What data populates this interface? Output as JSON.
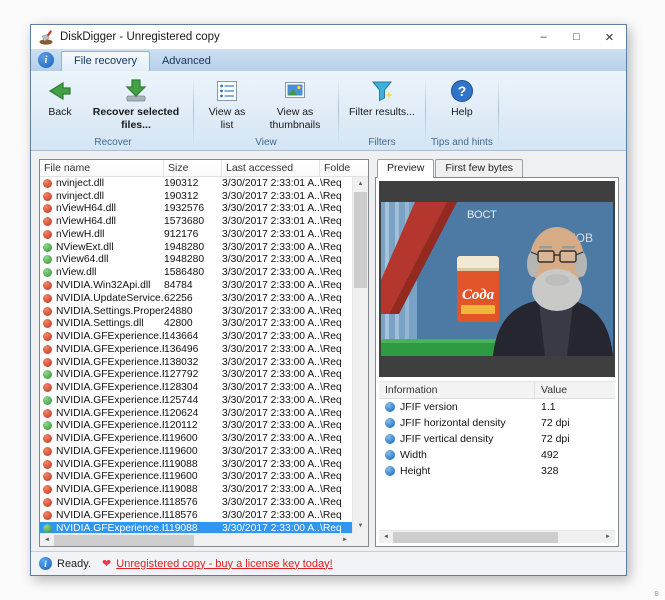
{
  "window": {
    "title": "DiskDigger - Unregistered copy",
    "controls": {
      "minimize": "–",
      "maximize": "□",
      "close": "✕"
    }
  },
  "icons": {
    "info": "i",
    "help": "?",
    "heart": "❤",
    "scroll_up": "▲",
    "scroll_down": "▼",
    "scroll_left": "◄",
    "scroll_right": "►"
  },
  "ribbon": {
    "tabs": [
      {
        "label": "File recovery"
      },
      {
        "label": "Advanced"
      }
    ],
    "groups": [
      {
        "label": "Recover",
        "buttons": [
          {
            "label": "Back"
          },
          {
            "label": "Recover selected files..."
          }
        ]
      },
      {
        "label": "View",
        "buttons": [
          {
            "label": "View as list"
          },
          {
            "label": "View as thumbnails"
          }
        ]
      },
      {
        "label": "Filters",
        "buttons": [
          {
            "label": "Filter results..."
          }
        ]
      },
      {
        "label": "Tips and hints",
        "buttons": [
          {
            "label": "Help"
          }
        ]
      }
    ]
  },
  "file_list": {
    "columns": [
      "File name",
      "Size",
      "Last accessed",
      "Folde"
    ],
    "selected_index": 27,
    "rows": [
      {
        "name": "nvinject.dll",
        "size": "190312",
        "accessed": "3/30/2017 2:33:01 A...",
        "folder": "\\Req",
        "icon": "red"
      },
      {
        "name": "nvinject.dll",
        "size": "190312",
        "accessed": "3/30/2017 2:33:01 A...",
        "folder": "\\Req",
        "icon": "red"
      },
      {
        "name": "nViewH64.dll",
        "size": "1932576",
        "accessed": "3/30/2017 2:33:01 A...",
        "folder": "\\Req",
        "icon": "red"
      },
      {
        "name": "nViewH64.dll",
        "size": "1573680",
        "accessed": "3/30/2017 2:33:01 A...",
        "folder": "\\Req",
        "icon": "red"
      },
      {
        "name": "nViewH.dll",
        "size": "912176",
        "accessed": "3/30/2017 2:33:01 A...",
        "folder": "\\Req",
        "icon": "red"
      },
      {
        "name": "NViewExt.dll",
        "size": "1948280",
        "accessed": "3/30/2017 2:33:00 A...",
        "folder": "\\Req",
        "icon": "green"
      },
      {
        "name": "nView64.dll",
        "size": "1948280",
        "accessed": "3/30/2017 2:33:00 A...",
        "folder": "\\Req",
        "icon": "green"
      },
      {
        "name": "nView.dll",
        "size": "1586480",
        "accessed": "3/30/2017 2:33:00 A...",
        "folder": "\\Req",
        "icon": "green"
      },
      {
        "name": "NVIDIA.Win32Api.dll",
        "size": "84784",
        "accessed": "3/30/2017 2:33:00 A...",
        "folder": "\\Req",
        "icon": "red"
      },
      {
        "name": "NVIDIA.UpdateService.dll",
        "size": "62256",
        "accessed": "3/30/2017 2:33:00 A...",
        "folder": "\\Req",
        "icon": "red"
      },
      {
        "name": "NVIDIA.Settings.Properti...",
        "size": "24880",
        "accessed": "3/30/2017 2:33:00 A...",
        "folder": "\\Req",
        "icon": "red"
      },
      {
        "name": "NVIDIA.Settings.dll",
        "size": "42800",
        "accessed": "3/30/2017 2:33:00 A...",
        "folder": "\\Req",
        "icon": "red"
      },
      {
        "name": "NVIDIA.GFExperience.Re...",
        "size": "143664",
        "accessed": "3/30/2017 2:33:00 A...",
        "folder": "\\Req",
        "icon": "red"
      },
      {
        "name": "NVIDIA.GFExperience.Re...",
        "size": "136496",
        "accessed": "3/30/2017 2:33:00 A...",
        "folder": "\\Req",
        "icon": "red"
      },
      {
        "name": "NVIDIA.GFExperience.Re...",
        "size": "138032",
        "accessed": "3/30/2017 2:33:00 A...",
        "folder": "\\Req",
        "icon": "red"
      },
      {
        "name": "NVIDIA.GFExperience.Re...",
        "size": "127792",
        "accessed": "3/30/2017 2:33:00 A...",
        "folder": "\\Req",
        "icon": "green"
      },
      {
        "name": "NVIDIA.GFExperience.Re...",
        "size": "128304",
        "accessed": "3/30/2017 2:33:00 A...",
        "folder": "\\Req",
        "icon": "red"
      },
      {
        "name": "NVIDIA.GFExperience.Re...",
        "size": "125744",
        "accessed": "3/30/2017 2:33:00 A...",
        "folder": "\\Req",
        "icon": "green"
      },
      {
        "name": "NVIDIA.GFExperience.Re...",
        "size": "120624",
        "accessed": "3/30/2017 2:33:00 A...",
        "folder": "\\Req",
        "icon": "red"
      },
      {
        "name": "NVIDIA.GFExperience.Re...",
        "size": "120112",
        "accessed": "3/30/2017 2:33:00 A...",
        "folder": "\\Req",
        "icon": "green"
      },
      {
        "name": "NVIDIA.GFExperience.Re...",
        "size": "119600",
        "accessed": "3/30/2017 2:33:00 A...",
        "folder": "\\Req",
        "icon": "red"
      },
      {
        "name": "NVIDIA.GFExperience.Re...",
        "size": "119600",
        "accessed": "3/30/2017 2:33:00 A...",
        "folder": "\\Req",
        "icon": "red"
      },
      {
        "name": "NVIDIA.GFExperience.Re...",
        "size": "119088",
        "accessed": "3/30/2017 2:33:00 A...",
        "folder": "\\Req",
        "icon": "red"
      },
      {
        "name": "NVIDIA.GFExperience.Re...",
        "size": "119600",
        "accessed": "3/30/2017 2:33:00 A...",
        "folder": "\\Req",
        "icon": "red"
      },
      {
        "name": "NVIDIA.GFExperience.Re...",
        "size": "119088",
        "accessed": "3/30/2017 2:33:00 A...",
        "folder": "\\Req",
        "icon": "red"
      },
      {
        "name": "NVIDIA.GFExperience.Re...",
        "size": "118576",
        "accessed": "3/30/2017 2:33:00 A...",
        "folder": "\\Req",
        "icon": "red"
      },
      {
        "name": "NVIDIA.GFExperience.Re...",
        "size": "118576",
        "accessed": "3/30/2017 2:33:00 A...",
        "folder": "\\Req",
        "icon": "red"
      },
      {
        "name": "NVIDIA.GFExperience.Re...",
        "size": "119088",
        "accessed": "3/30/2017 2:33:00 A...",
        "folder": "\\Req",
        "icon": "green"
      }
    ]
  },
  "preview": {
    "tabs": [
      "Preview",
      "First few bytes"
    ],
    "image": {
      "box_label": "Сода",
      "bg_text_left": "ВОСТ",
      "bg_text_right": "НОВ"
    },
    "info": {
      "columns": [
        "Information",
        "Value"
      ],
      "rows": [
        {
          "name": "JFIF version",
          "value": "1.1"
        },
        {
          "name": "JFIF horizontal density",
          "value": "72 dpi"
        },
        {
          "name": "JFIF vertical density",
          "value": "72 dpi"
        },
        {
          "name": "Width",
          "value": "492"
        },
        {
          "name": "Height",
          "value": "328"
        }
      ]
    }
  },
  "status_bar": {
    "ready": "Ready.",
    "license": "Unregistered copy - buy a license key today!"
  },
  "artifact": "в"
}
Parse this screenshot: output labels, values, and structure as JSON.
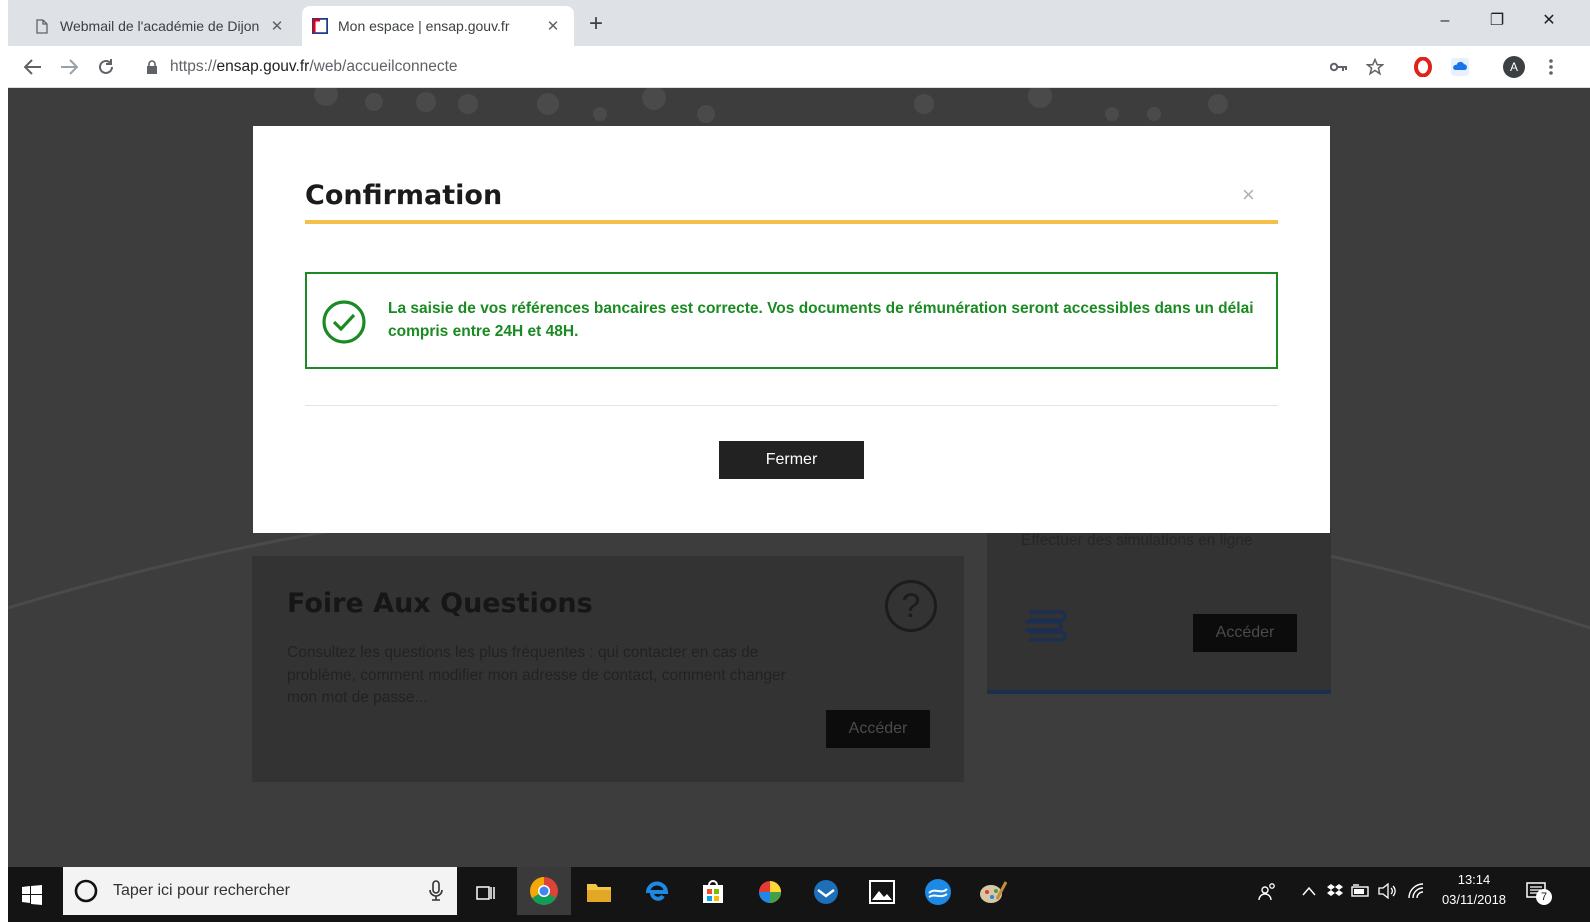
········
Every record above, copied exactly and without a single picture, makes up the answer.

WRITTEN RESPONSE:
What data populates this interface? Output as JSON.
{
  "window": {
    "title": "DiskDigger - Unregistered copy",
    "controls": {
      "minimize": "–",
      "maximize": "□",
      "close": "✕"
    }
  },
  "icons": {
    "info": "i",
    "help": "?",
    "heart": "❤",
    "scroll_up": "▲",
    "scroll_down": "▼",
    "scroll_left": "◄",
    "scroll_right": "►"
  },
  "ribbon": {
    "tabs": [
      {
        "label": "File recovery"
      },
      {
        "label": "Advanced"
      }
    ],
    "groups": [
      {
        "label": "Recover",
        "buttons": [
          {
            "label": "Back"
          },
          {
            "label": "Recover selected files..."
          }
        ]
      },
      {
        "label": "View",
        "buttons": [
          {
            "label": "View as list"
          },
          {
            "label": "View as thumbnails"
          }
        ]
      },
      {
        "label": "Filters",
        "buttons": [
          {
            "label": "Filter results..."
          }
        ]
      },
      {
        "label": "Tips and hints",
        "buttons": [
          {
            "label": "Help"
          }
        ]
      }
    ]
  },
  "file_list": {
    "columns": [
      "File name",
      "Size",
      "Last accessed",
      "Folde"
    ],
    "selected_index": 27,
    "rows": [
      {
        "name": "nvinject.dll",
        "size": "190312",
        "accessed": "3/30/2017 2:33:01 A...",
        "folder": "\\Req",
        "icon": "red"
      },
      {
        "name": "nvinject.dll",
        "size": "190312",
        "accessed": "3/30/2017 2:33:01 A...",
        "folder": "\\Req",
        "icon": "red"
      },
      {
        "name": "nViewH64.dll",
        "size": "1932576",
        "accessed": "3/30/2017 2:33:01 A...",
        "folder": "\\Req",
        "icon": "red"
      },
      {
        "name": "nViewH64.dll",
        "size": "1573680",
        "accessed": "3/30/2017 2:33:01 A...",
        "folder": "\\Req",
        "icon": "red"
      },
      {
        "name": "nViewH.dll",
        "size": "912176",
        "accessed": "3/30/2017 2:33:01 A...",
        "folder": "\\Req",
        "icon": "red"
      },
      {
        "name": "NViewExt.dll",
        "size": "1948280",
        "accessed": "3/30/2017 2:33:00 A...",
        "folder": "\\Req",
        "icon": "green"
      },
      {
        "name": "nView64.dll",
        "size": "1948280",
        "accessed": "3/30/2017 2:33:00 A...",
        "folder": "\\Req",
        "icon": "green"
      },
      {
        "name": "nView.dll",
        "size": "1586480",
        "accessed": "3/30/2017 2:33:00 A...",
        "folder": "\\Req",
        "icon": "green"
      },
      {
        "name": "NVIDIA.Win32Api.dll",
        "size": "84784",
        "accessed": "3/30/2017 2:33:00 A...",
        "folder": "\\Req",
        "icon": "red"
      },
      {
        "name": "NVIDIA.UpdateService.dll",
        "size": "62256",
        "accessed": "3/30/2017 2:33:00 A...",
        "folder": "\\Req",
        "icon": "red"
      },
      {
        "name": "NVIDIA.Settings.Properti...",
        "size": "24880",
        "accessed": "3/30/2017 2:33:00 A...",
        "folder": "\\Req",
        "icon": "red"
      },
      {
        "name": "NVIDIA.Settings.dll",
        "size": "42800",
        "accessed": "3/30/2017 2:33:00 A...",
        "folder": "\\Req",
        "icon": "red"
      },
      {
        "name": "NVIDIA.GFExperience.Re...",
        "size": "143664",
        "accessed": "3/30/2017 2:33:00 A...",
        "folder": "\\Req",
        "icon": "red"
      },
      {
        "name": "NVIDIA.GFExperience.Re...",
        "size": "136496",
        "accessed": "3/30/2017 2:33:00 A...",
        "folder": "\\Req",
        "icon": "red"
      },
      {
        "name": "NVIDIA.GFExperience.Re...",
        "size": "138032",
        "accessed": "3/30/2017 2:33:00 A...",
        "folder": "\\Req",
        "icon": "red"
      },
      {
        "name": "NVIDIA.GFExperience.Re...",
        "size": "127792",
        "accessed": "3/30/2017 2:33:00 A...",
        "folder": "\\Req",
        "icon": "green"
      },
      {
        "name": "NVIDIA.GFExperience.Re...",
        "size": "128304",
        "accessed": "3/30/2017 2:33:00 A...",
        "folder": "\\Req",
        "icon": "red"
      },
      {
        "name": "NVIDIA.GFExperience.Re...",
        "size": "125744",
        "accessed": "3/30/2017 2:33:00 A...",
        "folder": "\\Req",
        "icon": "green"
      },
      {
        "name": "NVIDIA.GFExperience.Re...",
        "size": "120624",
        "accessed": "3/30/2017 2:33:00 A...",
        "folder": "\\Req",
        "icon": "red"
      },
      {
        "name": "NVIDIA.GFExperience.Re...",
        "size": "120112",
        "accessed": "3/30/2017 2:33:00 A...",
        "folder": "\\Req",
        "icon": "green"
      },
      {
        "name": "NVIDIA.GFExperience.Re...",
        "size": "119600",
        "accessed": "3/30/2017 2:33:00 A...",
        "folder": "\\Req",
        "icon": "red"
      },
      {
        "name": "NVIDIA.GFExperience.Re...",
        "size": "119600",
        "accessed": "3/30/2017 2:33:00 A...",
        "folder": "\\Req",
        "icon": "red"
      },
      {
        "name": "NVIDIA.GFExperience.Re...",
        "size": "119088",
        "accessed": "3/30/2017 2:33:00 A...",
        "folder": "\\Req",
        "icon": "red"
      },
      {
        "name": "NVIDIA.GFExperience.Re...",
        "size": "119600",
        "accessed": "3/30/2017 2:33:00 A...",
        "folder": "\\Req",
        "icon": "red"
      },
      {
        "name": "NVIDIA.GFExperience.Re...",
        "size": "119088",
        "accessed": "3/30/2017 2:33:00 A...",
        "folder": "\\Req",
        "icon": "red"
      },
      {
        "name": "NVIDIA.GFExperience.Re...",
        "size": "118576",
        "accessed": "3/30/2017 2:33:00 A...",
        "folder": "\\Req",
        "icon": "red"
      },
      {
        "name": "NVIDIA.GFExperience.Re...",
        "size": "118576",
        "accessed": "3/30/2017 2:33:00 A...",
        "folder": "\\Req",
        "icon": "red"
      },
      {
        "name": "NVIDIA.GFExperience.Re...",
        "size": "119088",
        "accessed": "3/30/2017 2:33:00 A...",
        "folder": "\\Req",
        "icon": "green"
      }
    ]
  },
  "preview": {
    "tabs": [
      "Preview",
      "First few bytes"
    ],
    "image": {
      "box_label": "Сода",
      "bg_text_left": "ВОСТ",
      "bg_text_right": "НОВ"
    },
    "info": {
      "columns": [
        "Information",
        "Value"
      ],
      "rows": [
        {
          "name": "JFIF version",
          "value": "1.1"
        },
        {
          "name": "JFIF horizontal density",
          "value": "72 dpi"
        },
        {
          "name": "JFIF vertical density",
          "value": "72 dpi"
        },
        {
          "name": "Width",
          "value": "492"
        },
        {
          "name": "Height",
          "value": "328"
        }
      ]
    }
  },
  "status_bar": {
    "ready": "Ready.",
    "license": "Unregistered copy - buy a license key today!"
  },
  "artifact": "в"
}
Parse this screenshot: output labels, values, and structure as JSON.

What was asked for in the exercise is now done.